_Work task_. Quote all of the data exactly as given. Skip every picture it contains.

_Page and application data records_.
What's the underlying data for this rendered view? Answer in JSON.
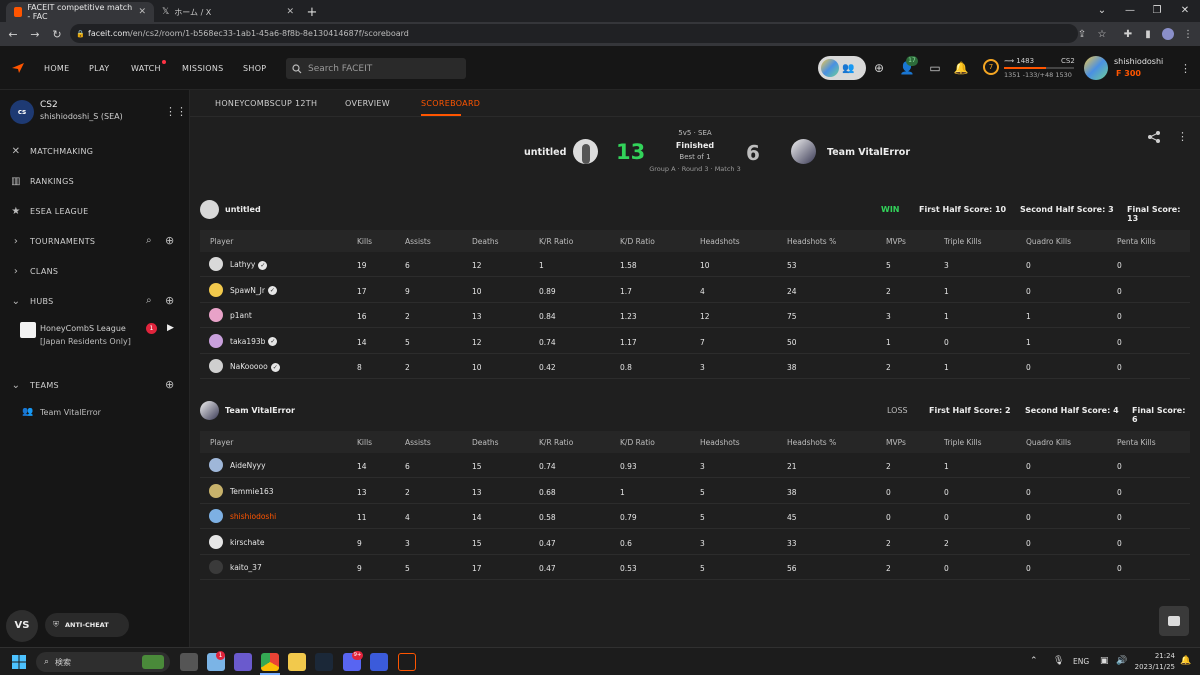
{
  "browser": {
    "tabs": [
      {
        "title": "FACEIT competitive match - FAC",
        "active": true
      },
      {
        "title": "ホーム / X",
        "active": false
      }
    ],
    "url_domain": "faceit.com",
    "url_path": "/en/cs2/room/1-b568ec33-1ab1-45a6-8f8b-8e130414687f/scoreboard"
  },
  "header": {
    "nav": [
      "HOME",
      "PLAY",
      "WATCH",
      "MISSIONS",
      "SHOP"
    ],
    "search_placeholder": "Search FACEIT",
    "friends_count": "17",
    "elo": "1483",
    "elo_range": "1351 -133/+48 1530",
    "level": "7",
    "game": "CS2",
    "username": "shishiodoshi",
    "points": "300"
  },
  "sidebar": {
    "game": "CS2",
    "account": "shishiodoshi_S (SEA)",
    "items": [
      "MATCHMAKING",
      "RANKINGS",
      "ESEA LEAGUE",
      "TOURNAMENTS",
      "CLANS",
      "HUBS",
      "TEAMS"
    ],
    "hub_name_1": "HoneyCombS League",
    "hub_name_2": "[Japan Residents Only]",
    "hub_badge": "1",
    "team": "Team VitalError",
    "vs_label": "VS",
    "anticheat": "ANTI-CHEAT"
  },
  "subnav": [
    "HONEYCOMBSCUP 12TH",
    "OVERVIEW",
    "SCOREBOARD"
  ],
  "match": {
    "team1": "untitled",
    "score1": "13",
    "team2": "Team VitalError",
    "score2": "6",
    "mode": "5v5 · SEA",
    "status": "Finished",
    "bestof": "Best of 1",
    "group": "Group A · Round 3 · Match 3"
  },
  "columns": [
    "Player",
    "Kills",
    "Assists",
    "Deaths",
    "K/R Ratio",
    "K/D Ratio",
    "Headshots",
    "Headshots %",
    "MVPs",
    "Triple Kills",
    "Quadro Kills",
    "Penta Kills"
  ],
  "teams": [
    {
      "name": "untitled",
      "result": "WIN",
      "first_half": "First Half Score: 10",
      "second_half": "Second Half Score: 3",
      "final": "Final Score: 13",
      "players": [
        {
          "name": "Lathyy",
          "verified": true,
          "stats": [
            "19",
            "6",
            "12",
            "1",
            "1.58",
            "10",
            "53",
            "5",
            "3",
            "0",
            "0"
          ]
        },
        {
          "name": "SpawN_Jr",
          "verified": true,
          "stats": [
            "17",
            "9",
            "10",
            "0.89",
            "1.7",
            "4",
            "24",
            "2",
            "1",
            "0",
            "0"
          ]
        },
        {
          "name": "p1ant",
          "verified": false,
          "stats": [
            "16",
            "2",
            "13",
            "0.84",
            "1.23",
            "12",
            "75",
            "3",
            "1",
            "1",
            "0"
          ]
        },
        {
          "name": "taka193b",
          "verified": true,
          "stats": [
            "14",
            "5",
            "12",
            "0.74",
            "1.17",
            "7",
            "50",
            "1",
            "0",
            "1",
            "0"
          ]
        },
        {
          "name": "NaKooooo",
          "verified": true,
          "stats": [
            "8",
            "2",
            "10",
            "0.42",
            "0.8",
            "3",
            "38",
            "2",
            "1",
            "0",
            "0"
          ]
        }
      ]
    },
    {
      "name": "Team VitalError",
      "result": "LOSS",
      "first_half": "First Half Score: 2",
      "second_half": "Second Half Score: 4",
      "final": "Final Score: 6",
      "players": [
        {
          "name": "AideNyyy",
          "verified": false,
          "stats": [
            "14",
            "6",
            "15",
            "0.74",
            "0.93",
            "3",
            "21",
            "2",
            "1",
            "0",
            "0"
          ]
        },
        {
          "name": "Temmie163",
          "verified": false,
          "stats": [
            "13",
            "2",
            "13",
            "0.68",
            "1",
            "5",
            "38",
            "0",
            "0",
            "0",
            "0"
          ]
        },
        {
          "name": "shishiodoshi",
          "verified": false,
          "highlight": true,
          "stats": [
            "11",
            "4",
            "14",
            "0.58",
            "0.79",
            "5",
            "45",
            "0",
            "0",
            "0",
            "0"
          ]
        },
        {
          "name": "kirschate",
          "verified": false,
          "stats": [
            "9",
            "3",
            "15",
            "0.47",
            "0.6",
            "3",
            "33",
            "2",
            "2",
            "0",
            "0"
          ]
        },
        {
          "name": "kaito_37",
          "verified": false,
          "stats": [
            "9",
            "5",
            "17",
            "0.47",
            "0.53",
            "5",
            "56",
            "2",
            "0",
            "0",
            "0"
          ]
        }
      ]
    }
  ],
  "taskbar": {
    "search": "検索",
    "lang": "ENG",
    "time": "21:24",
    "date": "2023/11/25",
    "weather_badge": "1",
    "discord_badge": "9+"
  },
  "colors": {
    "accent": "#ff5500",
    "win": "#32d35a",
    "background": "#1f1f1f",
    "sidebar": "#161616"
  }
}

_Exercise response_.
What's the underlying data for this rendered view? Answer in JSON.
{
  "browser": {
    "tabs": [
      {
        "title": "FACEIT competitive match - FAC",
        "active": true
      },
      {
        "title": "ホーム / X",
        "active": false
      }
    ],
    "url_domain": "faceit.com",
    "url_path": "/en/cs2/room/1-b568ec33-1ab1-45a6-8f8b-8e130414687f/scoreboard"
  },
  "header": {
    "nav": [
      "HOME",
      "PLAY",
      "WATCH",
      "MISSIONS",
      "SHOP"
    ],
    "search_placeholder": "Search FACEIT",
    "friends_count": "17",
    "elo": "1483",
    "elo_range": "1351 -133/+48 1530",
    "level": "7",
    "game": "CS2",
    "username": "shishiodoshi",
    "points": "300"
  },
  "sidebar": {
    "game": "CS2",
    "account": "shishiodoshi_S (SEA)",
    "items": [
      "MATCHMAKING",
      "RANKINGS",
      "ESEA LEAGUE",
      "TOURNAMENTS",
      "CLANS",
      "HUBS",
      "TEAMS"
    ],
    "hub_name_1": "HoneyCombS League",
    "hub_name_2": "[Japan Residents Only]",
    "hub_badge": "1",
    "team": "Team VitalError",
    "vs_label": "VS",
    "anticheat": "ANTI-CHEAT"
  },
  "subnav": [
    "HONEYCOMBSCUP 12TH",
    "OVERVIEW",
    "SCOREBOARD"
  ],
  "match": {
    "team1": "untitled",
    "score1": "13",
    "team2": "Team VitalError",
    "score2": "6",
    "mode": "5v5 · SEA",
    "status": "Finished",
    "bestof": "Best of 1",
    "group": "Group A · Round 3 · Match 3"
  },
  "columns": [
    "Player",
    "Kills",
    "Assists",
    "Deaths",
    "K/R Ratio",
    "K/D Ratio",
    "Headshots",
    "Headshots %",
    "MVPs",
    "Triple Kills",
    "Quadro Kills",
    "Penta Kills"
  ],
  "teams": [
    {
      "name": "untitled",
      "result": "WIN",
      "first_half": "First Half Score: 10",
      "second_half": "Second Half Score: 3",
      "final": "Final Score: 13",
      "players": [
        {
          "name": "Lathyy",
          "verified": true,
          "stats": [
            "19",
            "6",
            "12",
            "1",
            "1.58",
            "10",
            "53",
            "5",
            "3",
            "0",
            "0"
          ]
        },
        {
          "name": "SpawN_Jr",
          "verified": true,
          "stats": [
            "17",
            "9",
            "10",
            "0.89",
            "1.7",
            "4",
            "24",
            "2",
            "1",
            "0",
            "0"
          ]
        },
        {
          "name": "p1ant",
          "verified": false,
          "stats": [
            "16",
            "2",
            "13",
            "0.84",
            "1.23",
            "12",
            "75",
            "3",
            "1",
            "1",
            "0"
          ]
        },
        {
          "name": "taka193b",
          "verified": true,
          "stats": [
            "14",
            "5",
            "12",
            "0.74",
            "1.17",
            "7",
            "50",
            "1",
            "0",
            "1",
            "0"
          ]
        },
        {
          "name": "NaKooooo",
          "verified": true,
          "stats": [
            "8",
            "2",
            "10",
            "0.42",
            "0.8",
            "3",
            "38",
            "2",
            "1",
            "0",
            "0"
          ]
        }
      ]
    },
    {
      "name": "Team VitalError",
      "result": "LOSS",
      "first_half": "First Half Score: 2",
      "second_half": "Second Half Score: 4",
      "final": "Final Score: 6",
      "players": [
        {
          "name": "AideNyyy",
          "verified": false,
          "stats": [
            "14",
            "6",
            "15",
            "0.74",
            "0.93",
            "3",
            "21",
            "2",
            "1",
            "0",
            "0"
          ]
        },
        {
          "name": "Temmie163",
          "verified": false,
          "stats": [
            "13",
            "2",
            "13",
            "0.68",
            "1",
            "5",
            "38",
            "0",
            "0",
            "0",
            "0"
          ]
        },
        {
          "name": "shishiodoshi",
          "verified": false,
          "highlight": true,
          "stats": [
            "11",
            "4",
            "14",
            "0.58",
            "0.79",
            "5",
            "45",
            "0",
            "0",
            "0",
            "0"
          ]
        },
        {
          "name": "kirschate",
          "verified": false,
          "stats": [
            "9",
            "3",
            "15",
            "0.47",
            "0.6",
            "3",
            "33",
            "2",
            "2",
            "0",
            "0"
          ]
        },
        {
          "name": "kaito_37",
          "verified": false,
          "stats": [
            "9",
            "5",
            "17",
            "0.47",
            "0.53",
            "5",
            "56",
            "2",
            "0",
            "0",
            "0"
          ]
        }
      ]
    }
  ],
  "taskbar": {
    "search": "検索",
    "lang": "ENG",
    "time": "21:24",
    "date": "2023/11/25",
    "weather_badge": "1",
    "discord_badge": "9+"
  },
  "colors": {
    "accent": "#ff5500",
    "win": "#32d35a",
    "background": "#1f1f1f",
    "sidebar": "#161616"
  }
}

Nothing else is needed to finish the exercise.